It is common for people to feel that no matter what they've faced or lived with, no matter how extreme, they should be able to carry on. But sometimes people face situations that are so traumatic that they may become unable to cope and function in their daily lives. Some people become so distressed by memories of the trauma – memories that won’t go away – that they begin to live their lives trying to avoid any reminders of what happened to them.
A person who feels this way months after a traumatic experience has passed may be suffering from Post-traumatic Stress Disorder, or PTSD, a serious and common health condition. For these people, getting beyond the trauma and overcoming PTSD requires the help of a professional.
It is usually a continuing challenge for survivors of sexual assault or any other trauma to cope with PTSD symptoms and the problems they cause.Through treatment survivors often learn how to cope more effectively.
Recovering from PTSD is an ongoing, daily process. Healing doesn't mean that a survivor will forget the sexual assault or have no emotional pain when remembering the assault. Some level of continuing reaction to memories is normal and reflects a normal body and mind. The healing process will lead to fewer reactions and reactions that are less intense.
Active coping means recognizing and accepting the impact of the traumatic experiences and then taking concrete actions to improve one's life.
Positive coping actions are those that help us to reduce panic and anxiety in our life and lessen other distressing reactions we might have. Positive coping skill we need to learn include:
Learning about trauma and PTSD- It is helpful for trauma survivors to learn more about PTSD and how it affects them. PTSD is common for a lot of people. Survivors that get treatment and learn to recognize what upsets them will be in a better position to cope with the symptoms of PTSD.
Talking with other people for support- When survivors are able to talk about their abuse with others, something helpful happens. Survivors must choose their support people carefully and clearly ask for what they need. Seeking support from others will help you feel less alone and feel supported and understood. It is often best to talk to a professional counselor about issues related to the abuse you experienced: they are more likely to understand the trauma and its effects than friends or family. It is also helpful to seek support from a survivor support group. Being in a group with others who have PTSD may help reduce one's sense of isolation, rebuilding trust in others and provide a great opportunity to contribute to the recovery of other survivors who share the same experience as you.

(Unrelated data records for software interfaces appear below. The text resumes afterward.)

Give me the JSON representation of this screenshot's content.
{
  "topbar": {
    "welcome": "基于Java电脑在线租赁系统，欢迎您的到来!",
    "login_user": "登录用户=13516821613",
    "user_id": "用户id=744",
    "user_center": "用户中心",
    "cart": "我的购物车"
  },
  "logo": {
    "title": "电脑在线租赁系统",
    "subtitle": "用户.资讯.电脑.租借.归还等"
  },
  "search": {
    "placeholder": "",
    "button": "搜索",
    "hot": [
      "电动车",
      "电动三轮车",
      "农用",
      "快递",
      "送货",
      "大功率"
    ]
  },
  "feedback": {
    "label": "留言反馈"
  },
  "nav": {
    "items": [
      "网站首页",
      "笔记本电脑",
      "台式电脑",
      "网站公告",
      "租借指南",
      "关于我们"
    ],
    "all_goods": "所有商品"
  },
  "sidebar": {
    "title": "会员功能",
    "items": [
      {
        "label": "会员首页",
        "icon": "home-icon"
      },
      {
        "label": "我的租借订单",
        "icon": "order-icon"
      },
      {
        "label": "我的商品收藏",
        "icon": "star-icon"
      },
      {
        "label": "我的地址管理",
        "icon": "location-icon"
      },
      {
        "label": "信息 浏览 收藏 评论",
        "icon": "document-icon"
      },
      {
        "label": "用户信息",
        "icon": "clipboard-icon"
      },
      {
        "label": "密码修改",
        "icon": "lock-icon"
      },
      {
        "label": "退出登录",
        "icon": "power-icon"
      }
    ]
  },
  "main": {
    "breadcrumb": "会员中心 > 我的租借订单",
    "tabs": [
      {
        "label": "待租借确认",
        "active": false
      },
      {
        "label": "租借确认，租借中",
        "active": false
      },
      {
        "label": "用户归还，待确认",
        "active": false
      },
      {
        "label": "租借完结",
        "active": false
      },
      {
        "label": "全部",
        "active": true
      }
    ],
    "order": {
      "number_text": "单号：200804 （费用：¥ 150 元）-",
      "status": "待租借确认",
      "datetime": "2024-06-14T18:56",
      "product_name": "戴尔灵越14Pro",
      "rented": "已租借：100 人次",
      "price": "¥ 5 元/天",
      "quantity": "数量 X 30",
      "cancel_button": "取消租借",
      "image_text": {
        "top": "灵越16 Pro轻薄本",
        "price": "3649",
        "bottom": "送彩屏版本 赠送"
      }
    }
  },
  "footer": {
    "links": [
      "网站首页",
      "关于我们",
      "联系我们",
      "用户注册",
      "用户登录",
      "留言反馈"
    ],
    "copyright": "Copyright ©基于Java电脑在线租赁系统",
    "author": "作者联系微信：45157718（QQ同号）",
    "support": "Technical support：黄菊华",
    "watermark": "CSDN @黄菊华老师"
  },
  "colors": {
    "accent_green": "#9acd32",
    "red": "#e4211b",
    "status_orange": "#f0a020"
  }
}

Talking with your doctor about PTSD- Part of taking care of ourselves means mobilizing the helping resources around us. Our doctor can take care of our physical health better if he or she knows about our PTSD. Doctors can refer you to more specialized and expert help.
Taking prescribed medication to tackle PTSD- Many people with PTSD have found it helpful to take medication. It helps survivors to improve their sleep, panic, anxiety, irritability and anger.
Practicing relaxation skills- These can include prayer, listening to soothing music, spending time in nature, fishing, breathing exercises, meditation, muscular relaxation exercises, walking, etc. These activities will help reduce negative reactions to thoughts, feelings and perceptions.
Calling for help- Sometimes PTSD symptoms worsen and ordinary efforts at coping don't seem to work. Survivors may feel depressed or fearful, on edge. At these times, it is important to reach out and call your counselor, who can help you turn things around.